> **Instructions to follow**
Return each line in the records below that includes "label".

> **Raw data**
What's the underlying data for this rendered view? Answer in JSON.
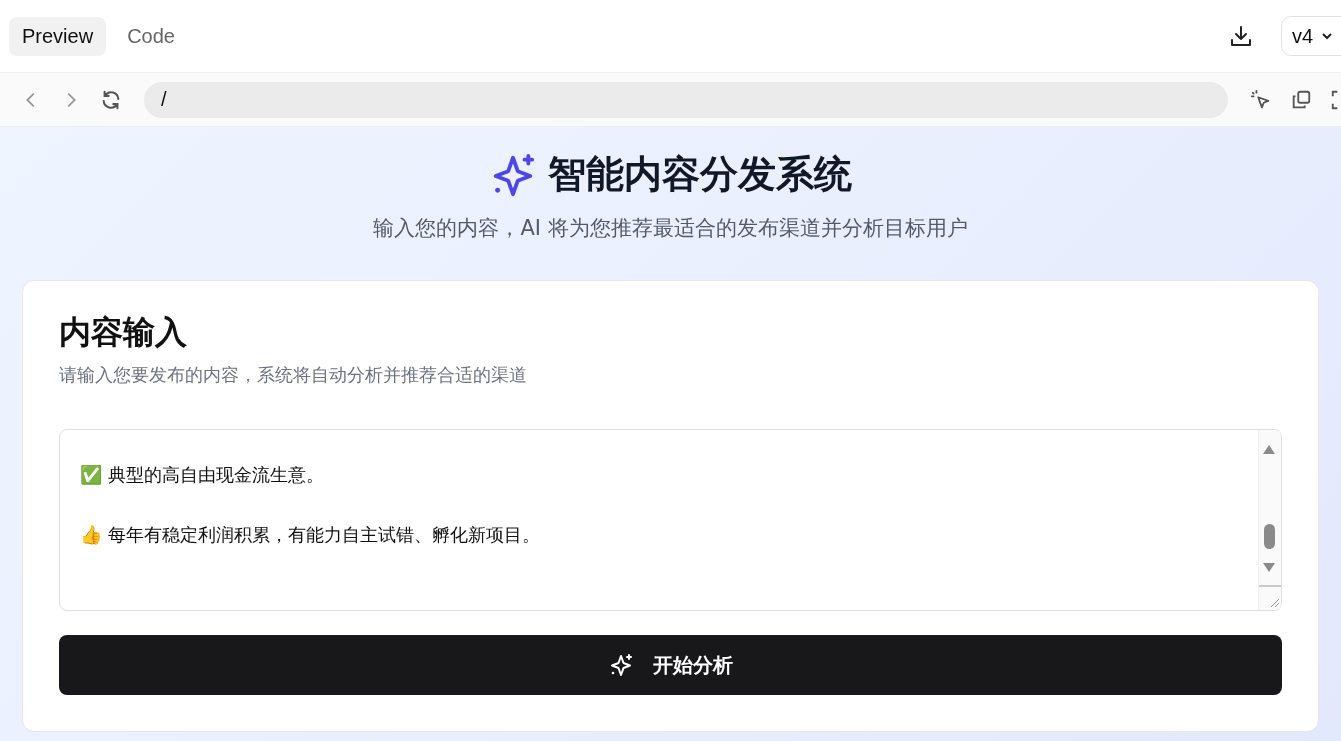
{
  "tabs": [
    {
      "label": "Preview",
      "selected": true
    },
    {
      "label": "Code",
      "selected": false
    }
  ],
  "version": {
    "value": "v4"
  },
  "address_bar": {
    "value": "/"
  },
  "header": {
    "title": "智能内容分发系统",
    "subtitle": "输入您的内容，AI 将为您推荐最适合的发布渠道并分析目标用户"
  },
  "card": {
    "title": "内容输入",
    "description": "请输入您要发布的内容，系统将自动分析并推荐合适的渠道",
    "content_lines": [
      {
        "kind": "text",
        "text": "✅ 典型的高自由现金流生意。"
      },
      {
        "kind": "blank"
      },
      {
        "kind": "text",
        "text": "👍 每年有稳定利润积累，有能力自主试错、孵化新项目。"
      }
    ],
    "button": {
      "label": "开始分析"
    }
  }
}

> **Task answer**
      "label": "Preview",
      "label": "Code",
      "label": "开始分析"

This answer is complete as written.